Copy all lines below that use the word "linked".

┌─ Material for this exercise

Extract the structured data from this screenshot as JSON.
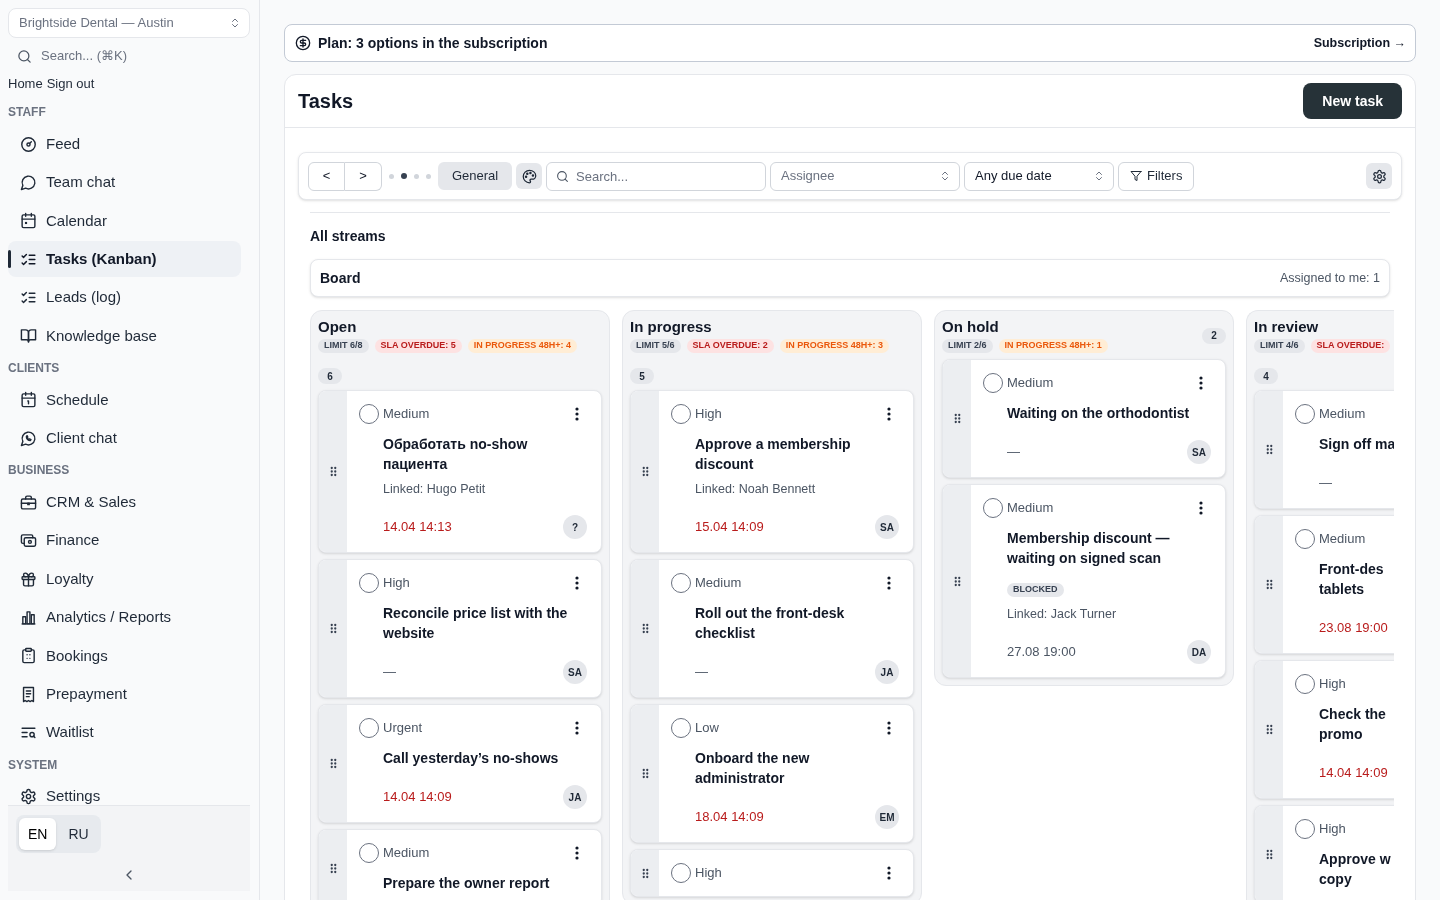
{
  "sidebar": {
    "org_select": {
      "value": "Brightside Dental — Austin"
    },
    "search": {
      "placeholder": "Search... (⌘K)"
    },
    "links": [
      "Home",
      "Sign out"
    ],
    "sections": [
      {
        "title": "STAFF",
        "items": [
          {
            "label": "Feed",
            "selected": false
          },
          {
            "label": "Team chat",
            "selected": false
          },
          {
            "label": "Calendar",
            "selected": false
          },
          {
            "label": "Tasks (Kanban)",
            "selected": true
          },
          {
            "label": "Leads (log)",
            "selected": false
          },
          {
            "label": "Knowledge base",
            "selected": false
          }
        ]
      },
      {
        "title": "CLIENTS",
        "items": [
          {
            "label": "Schedule",
            "selected": false
          },
          {
            "label": "Client chat",
            "selected": false
          }
        ]
      },
      {
        "title": "BUSINESS",
        "items": [
          {
            "label": "CRM & Sales",
            "selected": false
          },
          {
            "label": "Finance",
            "selected": false
          },
          {
            "label": "Loyalty",
            "selected": false
          },
          {
            "label": "Analytics / Reports",
            "selected": false
          },
          {
            "label": "Bookings",
            "selected": false
          },
          {
            "label": "Prepayment",
            "selected": false
          },
          {
            "label": "Waitlist",
            "selected": false
          }
        ]
      },
      {
        "title": "SYSTEM",
        "items": [
          {
            "label": "Settings",
            "selected": false
          }
        ]
      }
    ],
    "languages": [
      {
        "label": "EN",
        "selected": true
      },
      {
        "label": "RU",
        "selected": false
      }
    ]
  },
  "plan_banner": {
    "text": "Plan: 3 options in the subscription",
    "link": "Subscription →"
  },
  "header": {
    "title": "Tasks",
    "new_button": "New task"
  },
  "toolbar": {
    "prev": "<",
    "next": ">",
    "pages": [
      {
        "selected": false
      },
      {
        "selected": true
      },
      {
        "selected": false
      },
      {
        "selected": false
      }
    ],
    "stream": "General",
    "search": {
      "placeholder": "Search..."
    },
    "assignee": {
      "placeholder": "Assignee"
    },
    "due_date": {
      "value": "Any due date"
    },
    "filters": "Filters"
  },
  "streams_title": "All streams",
  "board": {
    "title": "Board",
    "assigned": "Assigned to me: 1"
  },
  "columns": [
    {
      "title": "Open",
      "clipped": false,
      "badges": [
        {
          "kind": "limit",
          "text": "LIMIT 6/8"
        },
        {
          "kind": "overdue",
          "text": "SLA OVERDUE: 5"
        },
        {
          "kind": "stale",
          "text": "IN PROGRESS 48H+: 4"
        }
      ],
      "count": "6",
      "cards": [
        {
          "priority": "Medium",
          "checked": false,
          "title": "Обработать no‑show пациента",
          "linked": "Linked: Hugo Petit",
          "due": "14.04 14:13",
          "overdue": true,
          "assignee": "?"
        },
        {
          "priority": "High",
          "checked": false,
          "title": "Reconcile price list with the website",
          "due": "—",
          "overdue": false,
          "assignee": "SA"
        },
        {
          "priority": "Urgent",
          "checked": false,
          "title": "Call yesterday’s no‑shows",
          "due": "14.04 14:09",
          "overdue": true,
          "assignee": "JA"
        },
        {
          "priority": "Medium",
          "checked": false,
          "title": "Prepare the owner report"
        }
      ]
    },
    {
      "title": "In progress",
      "clipped": false,
      "badges": [
        {
          "kind": "limit",
          "text": "LIMIT 5/6"
        },
        {
          "kind": "overdue",
          "text": "SLA OVERDUE: 2"
        },
        {
          "kind": "stale",
          "text": "IN PROGRESS 48H+: 3"
        }
      ],
      "count": "5",
      "cards": [
        {
          "priority": "High",
          "checked": false,
          "title": "Approve a membership discount",
          "linked": "Linked: Noah Bennett",
          "due": "15.04 14:09",
          "overdue": true,
          "assignee": "SA"
        },
        {
          "priority": "Medium",
          "checked": false,
          "title": "Roll out the front‑desk checklist",
          "due": "—",
          "overdue": false,
          "assignee": "JA"
        },
        {
          "priority": "Low",
          "checked": false,
          "title": "Onboard the new administrator",
          "due": "18.04 14:09",
          "overdue": true,
          "assignee": "EM"
        },
        {
          "priority": "High",
          "checked": false
        }
      ]
    },
    {
      "title": "On hold",
      "clipped": false,
      "badges": [
        {
          "kind": "limit",
          "text": "LIMIT 2/6"
        },
        {
          "kind": "stale",
          "text": "IN PROGRESS 48H+: 1"
        }
      ],
      "count": "2",
      "cards": [
        {
          "priority": "Medium",
          "checked": false,
          "title": "Waiting on the orthodontist",
          "due": "—",
          "overdue": false,
          "assignee": "SA"
        },
        {
          "priority": "Medium",
          "checked": false,
          "title": "Membership discount — waiting on signed scan",
          "tag": "BLOCKED",
          "linked": "Linked: Jack Turner",
          "due": "27.08 19:00",
          "overdue": false,
          "assignee": "DA"
        }
      ]
    },
    {
      "title": "In review",
      "clipped": true,
      "badges": [
        {
          "kind": "limit",
          "text": "LIMIT 4/6"
        },
        {
          "kind": "overdue",
          "text": "SLA OVERDUE:"
        }
      ],
      "count": "4",
      "cards": [
        {
          "priority": "Medium",
          "checked": false,
          "title": "Sign off ma",
          "due": "—",
          "overdue": false
        },
        {
          "priority": "Medium",
          "checked": false,
          "title": "Front‑des\ntablets",
          "due": "23.08 19:00",
          "overdue": true
        },
        {
          "priority": "High",
          "checked": false,
          "title": "Check the\npromo",
          "due": "14.04 14:09",
          "overdue": true
        },
        {
          "priority": "High",
          "checked": false,
          "title": "Approve w\ncopy"
        }
      ]
    }
  ]
}
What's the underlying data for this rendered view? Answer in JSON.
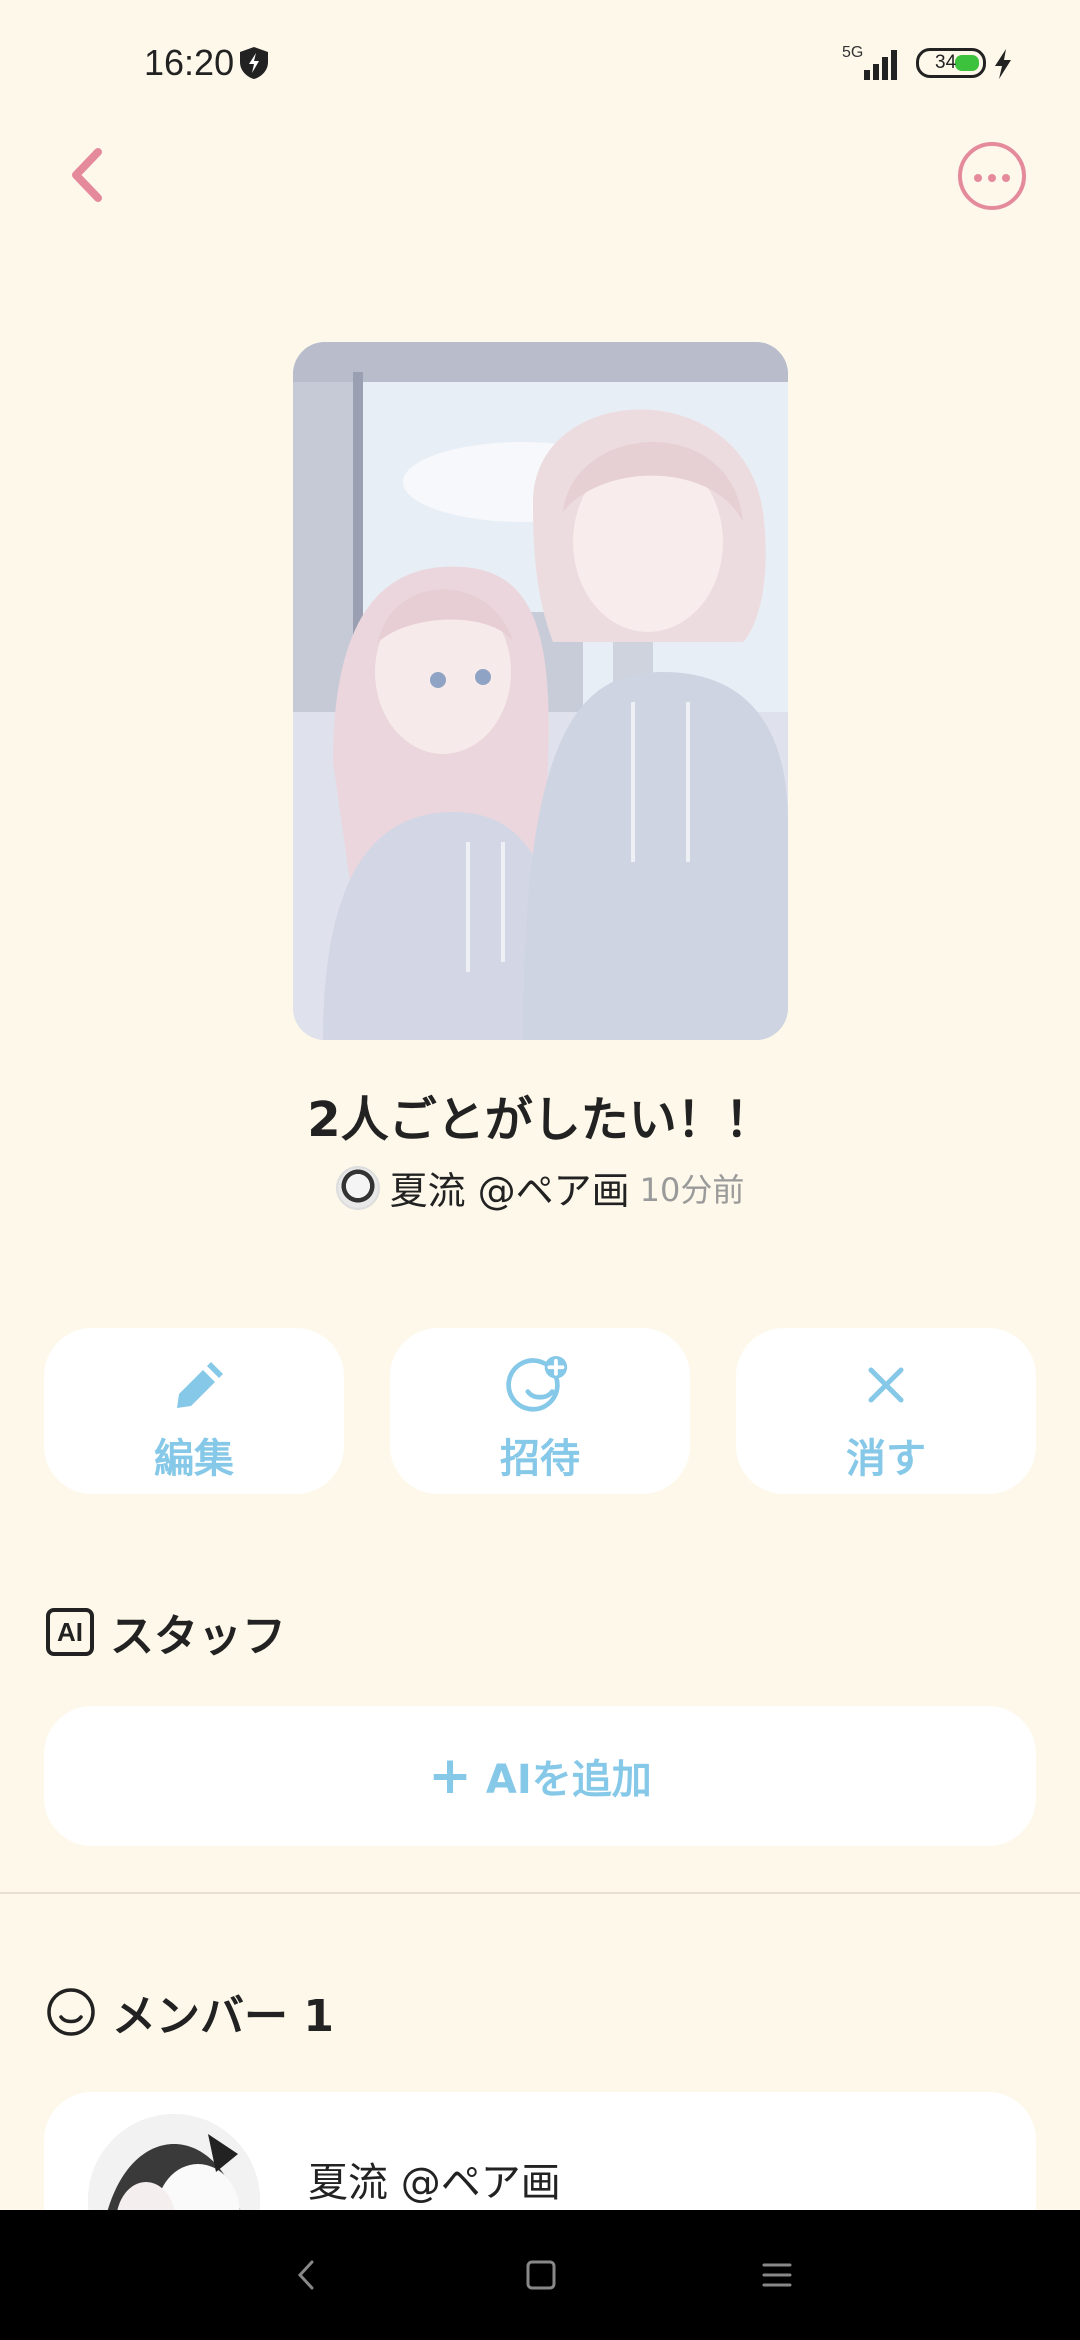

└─

▸ Exercise result:
          "linked": "Linked: Hugo Petit",
          "linked": "Linked: Noah Bennett",
          "linked": "Linked: Jack Turner",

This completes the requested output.